Please copy each line in the records below that contains the string "description".
START MATERIAL FOR THIS EXERCISE
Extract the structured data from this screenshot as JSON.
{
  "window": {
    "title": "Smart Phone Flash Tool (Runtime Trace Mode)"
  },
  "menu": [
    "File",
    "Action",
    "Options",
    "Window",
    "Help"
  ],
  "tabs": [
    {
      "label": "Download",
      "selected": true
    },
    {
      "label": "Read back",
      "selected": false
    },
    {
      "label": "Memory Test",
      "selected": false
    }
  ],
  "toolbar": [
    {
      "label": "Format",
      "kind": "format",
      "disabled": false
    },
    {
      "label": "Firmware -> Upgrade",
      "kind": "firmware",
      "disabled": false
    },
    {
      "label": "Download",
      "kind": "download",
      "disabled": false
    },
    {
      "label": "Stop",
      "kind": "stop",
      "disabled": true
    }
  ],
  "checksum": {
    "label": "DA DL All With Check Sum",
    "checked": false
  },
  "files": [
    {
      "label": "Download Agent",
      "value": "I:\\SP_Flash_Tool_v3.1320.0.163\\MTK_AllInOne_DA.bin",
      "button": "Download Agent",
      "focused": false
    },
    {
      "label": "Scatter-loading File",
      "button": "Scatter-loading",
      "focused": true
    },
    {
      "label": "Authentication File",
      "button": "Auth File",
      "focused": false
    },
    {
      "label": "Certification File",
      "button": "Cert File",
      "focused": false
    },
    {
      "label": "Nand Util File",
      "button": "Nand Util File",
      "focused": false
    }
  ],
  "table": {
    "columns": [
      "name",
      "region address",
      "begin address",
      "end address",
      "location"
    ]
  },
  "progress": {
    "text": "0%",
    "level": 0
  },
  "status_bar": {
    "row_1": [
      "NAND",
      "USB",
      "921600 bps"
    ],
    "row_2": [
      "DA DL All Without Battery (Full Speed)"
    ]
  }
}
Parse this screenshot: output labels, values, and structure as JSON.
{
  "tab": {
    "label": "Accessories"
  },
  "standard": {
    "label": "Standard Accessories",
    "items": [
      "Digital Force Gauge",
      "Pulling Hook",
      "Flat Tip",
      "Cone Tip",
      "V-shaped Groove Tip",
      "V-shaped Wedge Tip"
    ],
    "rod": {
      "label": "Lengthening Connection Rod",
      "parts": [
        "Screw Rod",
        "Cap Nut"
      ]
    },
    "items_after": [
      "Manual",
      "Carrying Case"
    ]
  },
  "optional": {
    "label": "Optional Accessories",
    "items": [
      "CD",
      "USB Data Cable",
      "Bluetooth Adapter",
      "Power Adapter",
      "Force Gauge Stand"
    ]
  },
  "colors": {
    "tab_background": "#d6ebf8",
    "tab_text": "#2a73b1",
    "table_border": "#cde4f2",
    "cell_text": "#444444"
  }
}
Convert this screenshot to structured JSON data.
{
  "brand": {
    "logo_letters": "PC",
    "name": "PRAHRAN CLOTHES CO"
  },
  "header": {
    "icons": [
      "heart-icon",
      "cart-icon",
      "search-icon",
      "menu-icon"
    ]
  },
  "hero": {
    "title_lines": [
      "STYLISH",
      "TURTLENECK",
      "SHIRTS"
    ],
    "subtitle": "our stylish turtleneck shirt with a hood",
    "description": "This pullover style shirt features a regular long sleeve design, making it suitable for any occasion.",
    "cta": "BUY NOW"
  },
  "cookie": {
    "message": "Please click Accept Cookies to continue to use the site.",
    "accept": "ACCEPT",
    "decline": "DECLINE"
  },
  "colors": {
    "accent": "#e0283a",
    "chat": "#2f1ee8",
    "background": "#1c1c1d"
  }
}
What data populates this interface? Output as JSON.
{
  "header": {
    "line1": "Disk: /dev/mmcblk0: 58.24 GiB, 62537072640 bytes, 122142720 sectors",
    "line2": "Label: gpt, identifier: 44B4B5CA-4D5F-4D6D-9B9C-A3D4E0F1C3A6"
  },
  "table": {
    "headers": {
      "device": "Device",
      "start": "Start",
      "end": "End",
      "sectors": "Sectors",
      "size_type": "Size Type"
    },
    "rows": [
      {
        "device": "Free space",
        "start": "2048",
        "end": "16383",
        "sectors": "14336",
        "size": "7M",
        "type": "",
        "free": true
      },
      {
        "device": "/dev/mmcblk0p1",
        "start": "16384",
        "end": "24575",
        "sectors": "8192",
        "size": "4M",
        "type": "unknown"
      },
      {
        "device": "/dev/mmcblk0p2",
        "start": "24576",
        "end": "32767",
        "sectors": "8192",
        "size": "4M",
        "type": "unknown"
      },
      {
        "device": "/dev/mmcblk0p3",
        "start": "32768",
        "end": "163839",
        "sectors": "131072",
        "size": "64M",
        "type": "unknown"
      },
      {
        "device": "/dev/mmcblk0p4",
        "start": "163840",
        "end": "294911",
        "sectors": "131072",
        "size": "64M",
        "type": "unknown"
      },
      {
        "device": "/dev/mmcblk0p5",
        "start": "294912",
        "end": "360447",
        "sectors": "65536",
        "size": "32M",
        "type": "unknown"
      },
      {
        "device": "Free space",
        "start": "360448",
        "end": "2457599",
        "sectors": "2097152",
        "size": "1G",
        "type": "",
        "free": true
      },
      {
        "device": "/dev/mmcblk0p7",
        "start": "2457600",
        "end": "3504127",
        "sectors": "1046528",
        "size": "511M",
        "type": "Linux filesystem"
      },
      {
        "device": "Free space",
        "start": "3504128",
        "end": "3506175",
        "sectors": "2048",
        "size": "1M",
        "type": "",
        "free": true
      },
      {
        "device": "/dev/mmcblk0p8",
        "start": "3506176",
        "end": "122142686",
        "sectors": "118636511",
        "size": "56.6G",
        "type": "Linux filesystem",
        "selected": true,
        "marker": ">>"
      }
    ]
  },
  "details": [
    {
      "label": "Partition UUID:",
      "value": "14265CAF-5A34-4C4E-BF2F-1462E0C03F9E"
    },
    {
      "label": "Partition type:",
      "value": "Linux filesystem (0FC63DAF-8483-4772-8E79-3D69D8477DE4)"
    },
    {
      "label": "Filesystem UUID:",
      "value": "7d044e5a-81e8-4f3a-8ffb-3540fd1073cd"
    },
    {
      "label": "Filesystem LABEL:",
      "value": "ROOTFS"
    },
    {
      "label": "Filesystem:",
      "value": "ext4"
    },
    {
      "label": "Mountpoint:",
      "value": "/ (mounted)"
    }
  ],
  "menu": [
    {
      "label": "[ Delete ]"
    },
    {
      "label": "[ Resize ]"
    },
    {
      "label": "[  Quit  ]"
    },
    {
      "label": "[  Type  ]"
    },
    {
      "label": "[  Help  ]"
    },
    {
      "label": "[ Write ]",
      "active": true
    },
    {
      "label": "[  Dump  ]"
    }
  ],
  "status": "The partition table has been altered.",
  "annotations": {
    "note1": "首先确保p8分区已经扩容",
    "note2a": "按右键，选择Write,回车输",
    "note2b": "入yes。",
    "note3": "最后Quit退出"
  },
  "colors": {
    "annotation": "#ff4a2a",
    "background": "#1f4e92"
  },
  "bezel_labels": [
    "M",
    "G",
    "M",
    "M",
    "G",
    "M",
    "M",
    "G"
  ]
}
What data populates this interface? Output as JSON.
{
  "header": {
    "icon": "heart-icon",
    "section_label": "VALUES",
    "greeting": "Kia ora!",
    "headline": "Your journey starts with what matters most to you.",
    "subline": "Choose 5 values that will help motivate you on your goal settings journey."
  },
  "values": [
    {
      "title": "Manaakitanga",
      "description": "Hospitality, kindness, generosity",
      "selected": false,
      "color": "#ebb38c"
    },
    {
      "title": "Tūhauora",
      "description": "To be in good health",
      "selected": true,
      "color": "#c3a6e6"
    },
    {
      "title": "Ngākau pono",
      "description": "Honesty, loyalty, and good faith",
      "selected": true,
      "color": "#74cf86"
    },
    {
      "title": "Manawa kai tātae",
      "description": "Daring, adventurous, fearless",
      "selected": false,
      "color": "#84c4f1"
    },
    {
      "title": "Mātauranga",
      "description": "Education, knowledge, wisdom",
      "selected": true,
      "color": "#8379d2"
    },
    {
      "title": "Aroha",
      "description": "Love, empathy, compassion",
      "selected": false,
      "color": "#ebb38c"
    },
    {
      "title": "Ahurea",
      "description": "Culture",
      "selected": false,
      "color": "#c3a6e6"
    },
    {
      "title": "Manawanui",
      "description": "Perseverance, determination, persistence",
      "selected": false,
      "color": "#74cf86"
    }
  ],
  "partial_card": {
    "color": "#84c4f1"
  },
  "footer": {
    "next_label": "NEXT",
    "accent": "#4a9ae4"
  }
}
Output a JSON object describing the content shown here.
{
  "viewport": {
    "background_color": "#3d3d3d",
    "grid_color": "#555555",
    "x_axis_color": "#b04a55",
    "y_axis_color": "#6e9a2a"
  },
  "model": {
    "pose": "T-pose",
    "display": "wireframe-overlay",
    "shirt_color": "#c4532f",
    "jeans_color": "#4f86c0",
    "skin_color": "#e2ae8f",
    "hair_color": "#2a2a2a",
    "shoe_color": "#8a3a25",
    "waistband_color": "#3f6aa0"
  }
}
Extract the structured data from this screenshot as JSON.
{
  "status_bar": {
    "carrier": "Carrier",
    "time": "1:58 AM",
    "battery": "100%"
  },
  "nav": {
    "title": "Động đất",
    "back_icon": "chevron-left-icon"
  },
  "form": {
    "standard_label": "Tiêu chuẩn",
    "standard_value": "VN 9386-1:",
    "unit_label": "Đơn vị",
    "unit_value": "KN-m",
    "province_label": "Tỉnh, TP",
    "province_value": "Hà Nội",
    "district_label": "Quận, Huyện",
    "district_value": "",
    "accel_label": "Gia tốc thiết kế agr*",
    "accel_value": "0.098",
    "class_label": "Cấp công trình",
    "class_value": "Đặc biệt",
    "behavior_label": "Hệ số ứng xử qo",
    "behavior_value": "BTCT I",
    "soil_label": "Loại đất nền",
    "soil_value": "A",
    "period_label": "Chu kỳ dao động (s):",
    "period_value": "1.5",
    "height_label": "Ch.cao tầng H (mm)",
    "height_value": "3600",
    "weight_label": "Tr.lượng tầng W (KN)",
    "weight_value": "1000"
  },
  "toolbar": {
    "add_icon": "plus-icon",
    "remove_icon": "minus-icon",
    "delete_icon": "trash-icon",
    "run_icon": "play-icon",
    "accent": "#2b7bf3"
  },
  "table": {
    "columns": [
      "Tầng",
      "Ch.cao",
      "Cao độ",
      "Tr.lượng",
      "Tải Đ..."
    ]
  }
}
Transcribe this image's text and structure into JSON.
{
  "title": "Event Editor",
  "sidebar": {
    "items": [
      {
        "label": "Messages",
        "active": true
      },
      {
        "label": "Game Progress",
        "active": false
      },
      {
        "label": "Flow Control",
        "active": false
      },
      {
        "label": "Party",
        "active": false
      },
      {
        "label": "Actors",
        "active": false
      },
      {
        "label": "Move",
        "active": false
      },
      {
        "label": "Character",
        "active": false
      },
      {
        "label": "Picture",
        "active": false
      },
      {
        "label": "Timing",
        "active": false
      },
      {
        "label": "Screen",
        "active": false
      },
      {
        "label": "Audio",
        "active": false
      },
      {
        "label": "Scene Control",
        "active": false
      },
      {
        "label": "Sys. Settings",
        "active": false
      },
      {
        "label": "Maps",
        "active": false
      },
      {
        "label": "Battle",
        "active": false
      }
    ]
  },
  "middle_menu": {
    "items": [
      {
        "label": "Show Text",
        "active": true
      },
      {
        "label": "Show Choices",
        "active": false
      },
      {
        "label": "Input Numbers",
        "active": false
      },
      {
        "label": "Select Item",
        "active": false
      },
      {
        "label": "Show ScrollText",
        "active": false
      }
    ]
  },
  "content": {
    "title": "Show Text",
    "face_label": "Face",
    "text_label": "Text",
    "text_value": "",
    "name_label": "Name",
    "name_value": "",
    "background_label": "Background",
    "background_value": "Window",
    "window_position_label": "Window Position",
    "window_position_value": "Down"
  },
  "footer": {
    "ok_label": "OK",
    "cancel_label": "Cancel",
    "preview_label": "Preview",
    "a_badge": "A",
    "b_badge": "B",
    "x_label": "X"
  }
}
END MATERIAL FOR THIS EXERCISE
WRITTEN RESPONSE:
    "description": "This pullover style shirt features a regular long sleeve design, making it suitable for any occasion.",
      "description": "Hospitality, kindness, generosity",
      "description": "To be in good health",
      "description": "Honesty, loyalty, and good faith",
      "description": "Daring, adventurous, fearless",
      "description": "Education, knowledge, wisdom",
      "description": "Love, empathy, compassion",
      "description": "Culture",
      "description": "Perseverance, determination, persistence",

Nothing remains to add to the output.